The response must restate the data exactly, with nothing left out.

──────── Records provided

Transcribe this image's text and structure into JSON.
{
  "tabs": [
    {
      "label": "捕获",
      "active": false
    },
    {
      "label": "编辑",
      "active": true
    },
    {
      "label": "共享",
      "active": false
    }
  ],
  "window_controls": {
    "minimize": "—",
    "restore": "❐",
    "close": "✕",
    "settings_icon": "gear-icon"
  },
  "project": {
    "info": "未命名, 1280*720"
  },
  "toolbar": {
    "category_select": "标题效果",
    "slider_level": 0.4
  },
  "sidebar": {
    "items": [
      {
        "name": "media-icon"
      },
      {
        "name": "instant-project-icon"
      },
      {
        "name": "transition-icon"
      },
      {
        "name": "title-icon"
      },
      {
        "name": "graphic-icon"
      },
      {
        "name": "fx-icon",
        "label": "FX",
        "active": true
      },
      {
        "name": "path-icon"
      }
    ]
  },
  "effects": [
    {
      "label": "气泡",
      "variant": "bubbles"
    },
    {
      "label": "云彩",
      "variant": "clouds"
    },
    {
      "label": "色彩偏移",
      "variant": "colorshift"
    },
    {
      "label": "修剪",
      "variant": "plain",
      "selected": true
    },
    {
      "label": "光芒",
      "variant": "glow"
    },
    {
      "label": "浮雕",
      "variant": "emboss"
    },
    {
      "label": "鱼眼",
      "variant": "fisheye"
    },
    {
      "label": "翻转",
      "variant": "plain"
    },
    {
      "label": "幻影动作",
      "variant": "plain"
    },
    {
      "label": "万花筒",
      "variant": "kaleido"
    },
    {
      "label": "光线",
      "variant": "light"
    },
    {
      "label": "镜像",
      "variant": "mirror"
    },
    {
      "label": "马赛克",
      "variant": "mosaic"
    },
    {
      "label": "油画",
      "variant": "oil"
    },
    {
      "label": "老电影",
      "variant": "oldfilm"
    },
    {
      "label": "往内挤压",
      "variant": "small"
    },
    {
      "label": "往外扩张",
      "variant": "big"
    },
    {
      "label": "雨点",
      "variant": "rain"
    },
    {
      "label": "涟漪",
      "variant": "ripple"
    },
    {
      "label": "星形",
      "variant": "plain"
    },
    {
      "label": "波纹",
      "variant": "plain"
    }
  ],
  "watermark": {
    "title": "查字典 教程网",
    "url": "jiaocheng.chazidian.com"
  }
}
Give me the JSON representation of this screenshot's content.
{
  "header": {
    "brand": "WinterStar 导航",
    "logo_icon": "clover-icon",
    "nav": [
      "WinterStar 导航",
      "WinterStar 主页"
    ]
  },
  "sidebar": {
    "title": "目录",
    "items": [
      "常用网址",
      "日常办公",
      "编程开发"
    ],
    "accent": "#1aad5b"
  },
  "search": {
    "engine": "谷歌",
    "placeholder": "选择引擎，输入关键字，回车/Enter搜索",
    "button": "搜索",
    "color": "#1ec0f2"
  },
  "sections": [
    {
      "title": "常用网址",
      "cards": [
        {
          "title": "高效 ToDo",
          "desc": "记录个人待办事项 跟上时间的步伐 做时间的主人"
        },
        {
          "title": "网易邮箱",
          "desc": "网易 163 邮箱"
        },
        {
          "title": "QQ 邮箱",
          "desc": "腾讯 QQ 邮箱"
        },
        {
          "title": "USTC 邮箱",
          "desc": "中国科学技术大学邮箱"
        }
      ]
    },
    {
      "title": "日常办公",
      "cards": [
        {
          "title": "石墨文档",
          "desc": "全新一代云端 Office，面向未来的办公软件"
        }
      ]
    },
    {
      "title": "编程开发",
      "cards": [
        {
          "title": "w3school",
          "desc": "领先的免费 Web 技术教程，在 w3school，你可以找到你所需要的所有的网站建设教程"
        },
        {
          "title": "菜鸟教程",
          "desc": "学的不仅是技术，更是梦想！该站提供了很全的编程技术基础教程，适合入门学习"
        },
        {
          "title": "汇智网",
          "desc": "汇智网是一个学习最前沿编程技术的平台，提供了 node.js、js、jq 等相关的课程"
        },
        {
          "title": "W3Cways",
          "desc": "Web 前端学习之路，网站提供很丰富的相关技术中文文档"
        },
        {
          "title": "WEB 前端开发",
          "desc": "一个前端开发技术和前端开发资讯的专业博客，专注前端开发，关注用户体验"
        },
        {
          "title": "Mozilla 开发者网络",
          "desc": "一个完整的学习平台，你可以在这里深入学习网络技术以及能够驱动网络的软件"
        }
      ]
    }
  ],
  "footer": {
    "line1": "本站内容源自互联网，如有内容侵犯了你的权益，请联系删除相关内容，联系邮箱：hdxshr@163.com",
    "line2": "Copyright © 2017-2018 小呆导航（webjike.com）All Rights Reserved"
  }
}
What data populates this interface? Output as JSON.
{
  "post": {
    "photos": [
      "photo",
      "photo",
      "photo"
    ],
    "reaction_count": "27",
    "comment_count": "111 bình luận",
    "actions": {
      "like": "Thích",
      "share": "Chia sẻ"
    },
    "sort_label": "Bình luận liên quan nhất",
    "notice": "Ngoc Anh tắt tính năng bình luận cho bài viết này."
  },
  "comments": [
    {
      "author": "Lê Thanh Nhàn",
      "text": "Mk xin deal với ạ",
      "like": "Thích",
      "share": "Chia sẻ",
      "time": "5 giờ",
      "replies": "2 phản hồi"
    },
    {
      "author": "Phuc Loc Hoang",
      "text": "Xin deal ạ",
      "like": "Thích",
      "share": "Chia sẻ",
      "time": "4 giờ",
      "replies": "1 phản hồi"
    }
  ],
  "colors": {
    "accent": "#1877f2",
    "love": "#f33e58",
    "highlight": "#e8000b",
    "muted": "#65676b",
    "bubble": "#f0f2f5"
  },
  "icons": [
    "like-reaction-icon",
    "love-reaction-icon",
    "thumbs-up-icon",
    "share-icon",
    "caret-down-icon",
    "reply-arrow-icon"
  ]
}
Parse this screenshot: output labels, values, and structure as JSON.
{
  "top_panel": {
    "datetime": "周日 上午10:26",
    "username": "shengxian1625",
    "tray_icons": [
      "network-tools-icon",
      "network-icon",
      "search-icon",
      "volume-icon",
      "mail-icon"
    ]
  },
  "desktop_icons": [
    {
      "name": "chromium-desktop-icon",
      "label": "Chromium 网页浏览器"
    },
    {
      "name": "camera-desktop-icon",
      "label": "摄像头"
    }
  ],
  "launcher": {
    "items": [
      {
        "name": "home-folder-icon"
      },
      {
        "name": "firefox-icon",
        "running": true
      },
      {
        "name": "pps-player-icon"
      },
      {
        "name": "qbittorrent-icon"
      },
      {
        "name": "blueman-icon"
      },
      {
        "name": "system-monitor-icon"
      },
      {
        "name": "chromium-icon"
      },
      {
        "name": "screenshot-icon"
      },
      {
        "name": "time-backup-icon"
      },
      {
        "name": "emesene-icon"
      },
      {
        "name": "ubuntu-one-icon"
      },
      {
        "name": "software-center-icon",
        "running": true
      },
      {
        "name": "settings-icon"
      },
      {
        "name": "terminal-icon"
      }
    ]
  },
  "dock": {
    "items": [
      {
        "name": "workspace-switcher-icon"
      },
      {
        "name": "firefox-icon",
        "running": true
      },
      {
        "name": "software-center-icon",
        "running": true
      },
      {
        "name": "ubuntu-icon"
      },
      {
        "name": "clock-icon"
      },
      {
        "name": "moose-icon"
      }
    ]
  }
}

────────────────

__Solution below__.
Transcribe this image's text and structure into JSON.
{
  "tabs": [
    {
      "label": "捕获",
      "active": false
    },
    {
      "label": "编辑",
      "active": true
    },
    {
      "label": "共享",
      "active": false
    }
  ],
  "window_controls": {
    "minimize": "—",
    "restore": "❐",
    "close": "✕",
    "settings_icon": "gear-icon"
  },
  "project": {
    "info": "未命名, 1280*720"
  },
  "toolbar": {
    "category_select": "标题效果",
    "slider_level": 0.4
  },
  "sidebar": {
    "items": [
      {
        "name": "media-icon"
      },
      {
        "name": "instant-project-icon"
      },
      {
        "name": "transition-icon"
      },
      {
        "name": "title-icon"
      },
      {
        "name": "graphic-icon"
      },
      {
        "name": "fx-icon",
        "label": "FX",
        "active": true
      },
      {
        "name": "path-icon"
      }
    ]
  },
  "effects": [
    {
      "label": "气泡",
      "variant": "bubbles"
    },
    {
      "label": "云彩",
      "variant": "clouds"
    },
    {
      "label": "色彩偏移",
      "variant": "colorshift"
    },
    {
      "label": "修剪",
      "variant": "plain",
      "selected": true
    },
    {
      "label": "光芒",
      "variant": "glow"
    },
    {
      "label": "浮雕",
      "variant": "emboss"
    },
    {
      "label": "鱼眼",
      "variant": "fisheye"
    },
    {
      "label": "翻转",
      "variant": "plain"
    },
    {
      "label": "幻影动作",
      "variant": "plain"
    },
    {
      "label": "万花筒",
      "variant": "kaleido"
    },
    {
      "label": "光线",
      "variant": "light"
    },
    {
      "label": "镜像",
      "variant": "mirror"
    },
    {
      "label": "马赛克",
      "variant": "mosaic"
    },
    {
      "label": "油画",
      "variant": "oil"
    },
    {
      "label": "老电影",
      "variant": "oldfilm"
    },
    {
      "label": "往内挤压",
      "variant": "small"
    },
    {
      "label": "往外扩张",
      "variant": "big"
    },
    {
      "label": "雨点",
      "variant": "rain"
    },
    {
      "label": "涟漪",
      "variant": "ripple"
    },
    {
      "label": "星形",
      "variant": "plain"
    },
    {
      "label": "波纹",
      "variant": "plain"
    }
  ],
  "watermark": {
    "title": "查字典 教程网",
    "url": "jiaocheng.chazidian.com"
  }
}
Give me the JSON representation of this screenshot's content.
{
  "header": {
    "brand": "WinterStar 导航",
    "logo_icon": "clover-icon",
    "nav": [
      "WinterStar 导航",
      "WinterStar 主页"
    ]
  },
  "sidebar": {
    "title": "目录",
    "items": [
      "常用网址",
      "日常办公",
      "编程开发"
    ],
    "accent": "#1aad5b"
  },
  "search": {
    "engine": "谷歌",
    "placeholder": "选择引擎，输入关键字，回车/Enter搜索",
    "button": "搜索",
    "color": "#1ec0f2"
  },
  "sections": [
    {
      "title": "常用网址",
      "cards": [
        {
          "title": "高效 ToDo",
          "desc": "记录个人待办事项 跟上时间的步伐 做时间的主人"
        },
        {
          "title": "网易邮箱",
          "desc": "网易 163 邮箱"
        },
        {
          "title": "QQ 邮箱",
          "desc": "腾讯 QQ 邮箱"
        },
        {
          "title": "USTC 邮箱",
          "desc": "中国科学技术大学邮箱"
        }
      ]
    },
    {
      "title": "日常办公",
      "cards": [
        {
          "title": "石墨文档",
          "desc": "全新一代云端 Office，面向未来的办公软件"
        }
      ]
    },
    {
      "title": "编程开发",
      "cards": [
        {
          "title": "w3school",
          "desc": "领先的免费 Web 技术教程，在 w3school，你可以找到你所需要的所有的网站建设教程"
        },
        {
          "title": "菜鸟教程",
          "desc": "学的不仅是技术，更是梦想！该站提供了很全的编程技术基础教程，适合入门学习"
        },
        {
          "title": "汇智网",
          "desc": "汇智网是一个学习最前沿编程技术的平台，提供了 node.js、js、jq 等相关的课程"
        },
        {
          "title": "W3Cways",
          "desc": "Web 前端学习之路，网站提供很丰富的相关技术中文文档"
        },
        {
          "title": "WEB 前端开发",
          "desc": "一个前端开发技术和前端开发资讯的专业博客，专注前端开发，关注用户体验"
        },
        {
          "title": "Mozilla 开发者网络",
          "desc": "一个完整的学习平台，你可以在这里深入学习网络技术以及能够驱动网络的软件"
        }
      ]
    }
  ],
  "footer": {
    "line1": "本站内容源自互联网，如有内容侵犯了你的权益，请联系删除相关内容，联系邮箱：hdxshr@163.com",
    "line2": "Copyright © 2017-2018 小呆导航（webjike.com）All Rights Reserved"
  }
}
What data populates this interface? Output as JSON.
{
  "post": {
    "photos": [
      "photo",
      "photo",
      "photo"
    ],
    "reaction_count": "27",
    "comment_count": "111 bình luận",
    "actions": {
      "like": "Thích",
      "share": "Chia sẻ"
    },
    "sort_label": "Bình luận liên quan nhất",
    "notice": "Ngoc Anh tắt tính năng bình luận cho bài viết này."
  },
  "comments": [
    {
      "author": "Lê Thanh Nhàn",
      "text": "Mk xin deal với ạ",
      "like": "Thích",
      "share": "Chia sẻ",
      "time": "5 giờ",
      "replies": "2 phản hồi"
    },
    {
      "author": "Phuc Loc Hoang",
      "text": "Xin deal ạ",
      "like": "Thích",
      "share": "Chia sẻ",
      "time": "4 giờ",
      "replies": "1 phản hồi"
    }
  ],
  "colors": {
    "accent": "#1877f2",
    "love": "#f33e58",
    "highlight": "#e8000b",
    "muted": "#65676b",
    "bubble": "#f0f2f5"
  },
  "icons": [
    "like-reaction-icon",
    "love-reaction-icon",
    "thumbs-up-icon",
    "share-icon",
    "caret-down-icon",
    "reply-arrow-icon"
  ]
}
Parse this screenshot: output labels, values, and structure as JSON.
{
  "top_panel": {
    "datetime": "周日 上午10:26",
    "username": "shengxian1625",
    "tray_icons": [
      "network-tools-icon",
      "network-icon",
      "search-icon",
      "volume-icon",
      "mail-icon"
    ]
  },
  "desktop_icons": [
    {
      "name": "chromium-desktop-icon",
      "label": "Chromium 网页浏览器"
    },
    {
      "name": "camera-desktop-icon",
      "label": "摄像头"
    }
  ],
  "launcher": {
    "items": [
      {
        "name": "home-folder-icon"
      },
      {
        "name": "firefox-icon",
        "running": true
      },
      {
        "name": "pps-player-icon"
      },
      {
        "name": "qbittorrent-icon"
      },
      {
        "name": "blueman-icon"
      },
      {
        "name": "system-monitor-icon"
      },
      {
        "name": "chromium-icon"
      },
      {
        "name": "screenshot-icon"
      },
      {
        "name": "time-backup-icon"
      },
      {
        "name": "emesene-icon"
      },
      {
        "name": "ubuntu-one-icon"
      },
      {
        "name": "software-center-icon",
        "running": true
      },
      {
        "name": "settings-icon"
      },
      {
        "name": "terminal-icon"
      }
    ]
  },
  "dock": {
    "items": [
      {
        "name": "workspace-switcher-icon"
      },
      {
        "name": "firefox-icon",
        "running": true
      },
      {
        "name": "software-center-icon",
        "running": true
      },
      {
        "name": "ubuntu-icon"
      },
      {
        "name": "clock-icon"
      },
      {
        "name": "moose-icon"
      }
    ]
  }
}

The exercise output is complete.